About this task:
Each line that includes the word "USDJPY" should be copied from the records.

Records excerpted from a collection:
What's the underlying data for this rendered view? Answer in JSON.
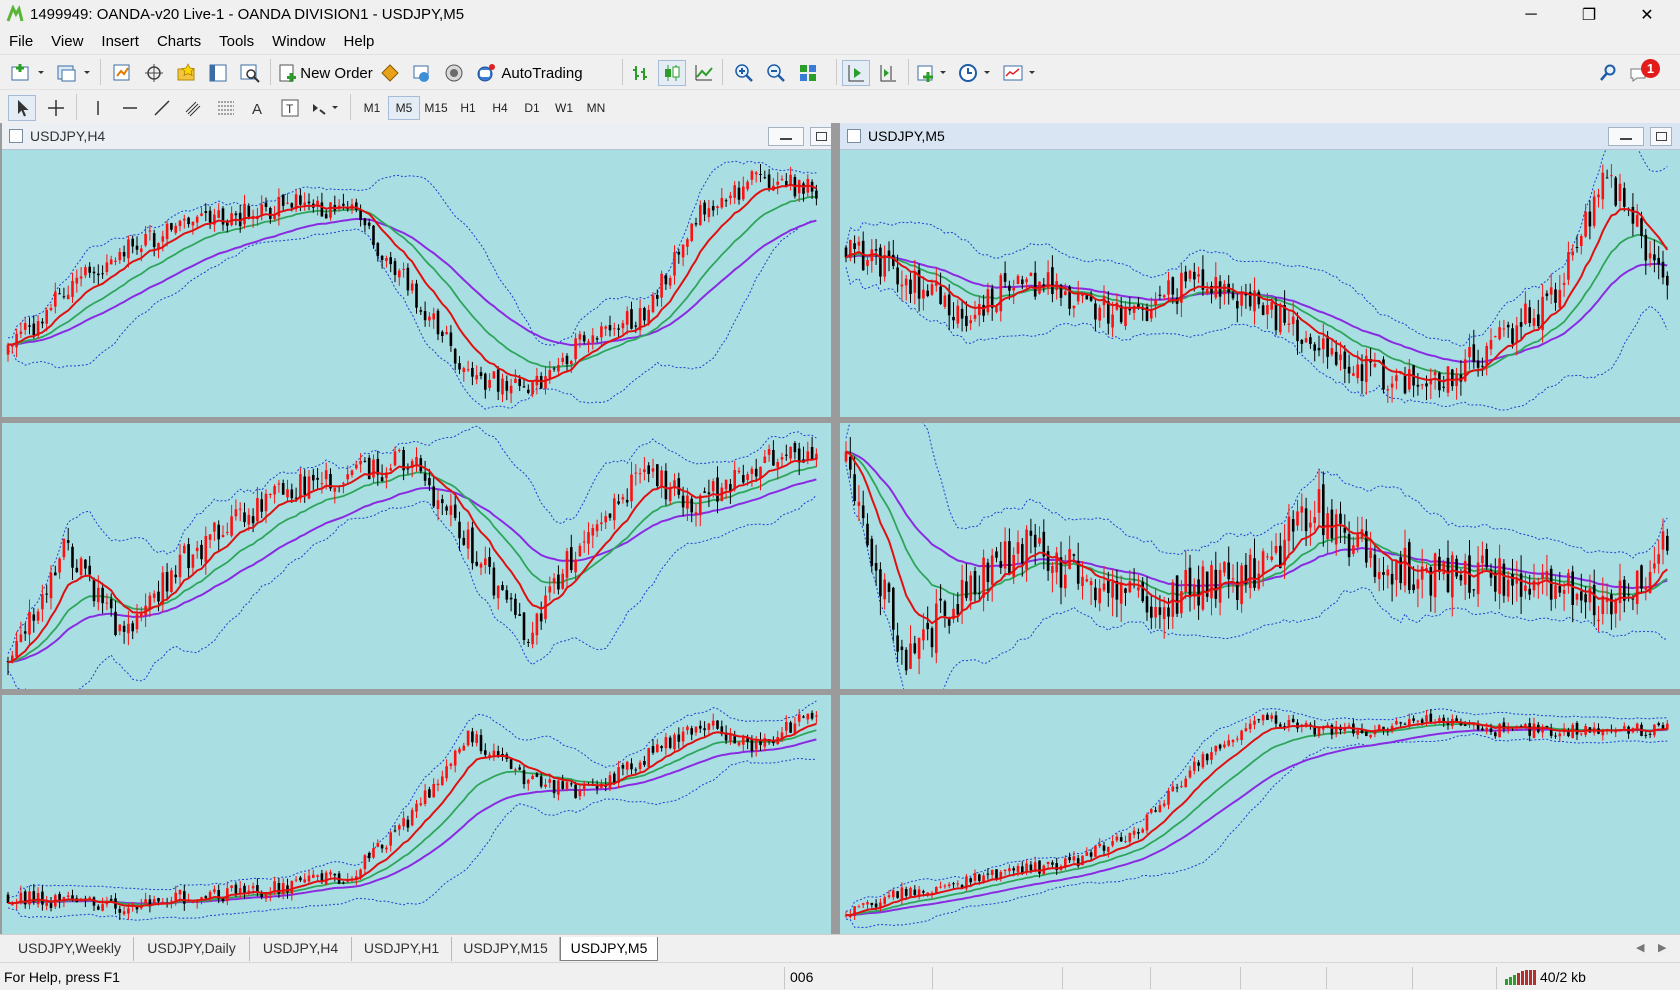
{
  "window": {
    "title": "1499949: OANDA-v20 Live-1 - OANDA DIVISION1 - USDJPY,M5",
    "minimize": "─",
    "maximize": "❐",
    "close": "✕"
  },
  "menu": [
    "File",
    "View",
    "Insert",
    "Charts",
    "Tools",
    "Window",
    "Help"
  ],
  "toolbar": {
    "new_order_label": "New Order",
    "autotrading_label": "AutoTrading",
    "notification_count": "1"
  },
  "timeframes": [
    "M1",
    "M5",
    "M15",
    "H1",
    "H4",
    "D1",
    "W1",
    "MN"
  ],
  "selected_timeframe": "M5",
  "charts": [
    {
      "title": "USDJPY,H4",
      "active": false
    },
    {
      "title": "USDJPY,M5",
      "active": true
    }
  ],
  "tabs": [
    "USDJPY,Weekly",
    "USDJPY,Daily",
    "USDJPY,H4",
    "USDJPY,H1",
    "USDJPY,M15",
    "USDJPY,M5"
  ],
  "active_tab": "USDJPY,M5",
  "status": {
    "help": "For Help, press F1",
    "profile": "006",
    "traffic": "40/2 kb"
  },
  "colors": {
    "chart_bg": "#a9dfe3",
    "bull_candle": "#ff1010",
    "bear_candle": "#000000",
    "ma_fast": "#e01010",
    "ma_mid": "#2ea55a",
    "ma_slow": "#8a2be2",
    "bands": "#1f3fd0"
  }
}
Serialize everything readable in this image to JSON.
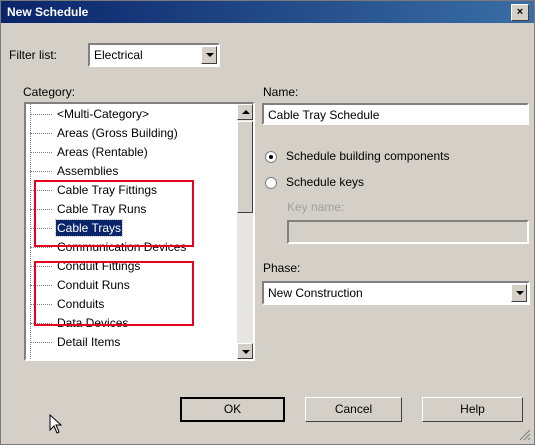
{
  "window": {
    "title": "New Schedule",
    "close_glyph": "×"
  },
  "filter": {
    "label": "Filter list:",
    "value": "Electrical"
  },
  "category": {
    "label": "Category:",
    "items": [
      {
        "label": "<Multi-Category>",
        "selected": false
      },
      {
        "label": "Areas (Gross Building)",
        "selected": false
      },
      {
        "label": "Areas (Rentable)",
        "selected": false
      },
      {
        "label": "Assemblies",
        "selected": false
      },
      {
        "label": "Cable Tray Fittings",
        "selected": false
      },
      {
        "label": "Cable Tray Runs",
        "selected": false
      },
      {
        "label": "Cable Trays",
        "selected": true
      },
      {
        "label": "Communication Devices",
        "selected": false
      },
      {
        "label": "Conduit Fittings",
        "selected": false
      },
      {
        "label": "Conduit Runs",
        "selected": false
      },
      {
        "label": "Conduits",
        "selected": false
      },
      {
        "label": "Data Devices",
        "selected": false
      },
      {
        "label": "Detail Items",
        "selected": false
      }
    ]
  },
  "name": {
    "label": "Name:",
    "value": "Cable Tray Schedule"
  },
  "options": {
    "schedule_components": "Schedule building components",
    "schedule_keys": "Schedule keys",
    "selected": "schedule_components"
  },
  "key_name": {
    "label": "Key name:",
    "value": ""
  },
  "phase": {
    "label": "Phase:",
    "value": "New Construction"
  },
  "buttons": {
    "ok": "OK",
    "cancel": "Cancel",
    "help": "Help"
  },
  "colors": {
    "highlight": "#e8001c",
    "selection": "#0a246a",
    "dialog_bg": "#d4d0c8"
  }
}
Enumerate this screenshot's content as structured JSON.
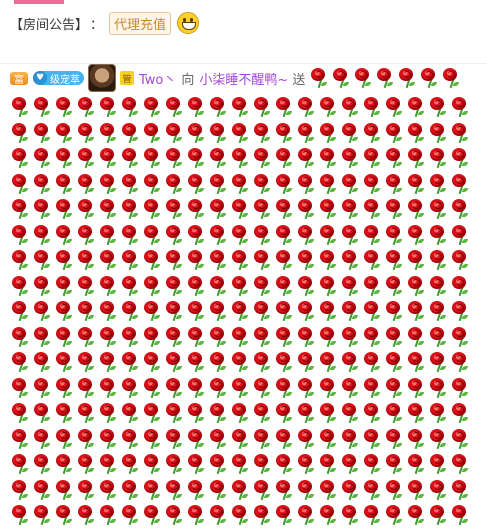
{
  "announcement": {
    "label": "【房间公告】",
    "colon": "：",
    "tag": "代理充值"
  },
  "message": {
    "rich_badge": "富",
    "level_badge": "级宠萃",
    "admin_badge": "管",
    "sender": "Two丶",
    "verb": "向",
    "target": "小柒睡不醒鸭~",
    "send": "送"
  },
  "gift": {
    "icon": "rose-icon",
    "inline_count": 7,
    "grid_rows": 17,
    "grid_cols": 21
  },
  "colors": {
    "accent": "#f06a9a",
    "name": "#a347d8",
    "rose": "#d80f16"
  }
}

The completed task:
    "title": "1499949: OANDA-v20 Live-1 - OANDA DIVISION1 - USDJPY,M5",
      "title": "USDJPY,H4",
      "title": "USDJPY,M5",
    "USDJPY,Weekly",
    "USDJPY,Daily",
    "USDJPY,H4",
    "USDJPY,H1",
    "USDJPY,M15",
    "USDJPY,M5"
  "active_tab": "USDJPY,M5",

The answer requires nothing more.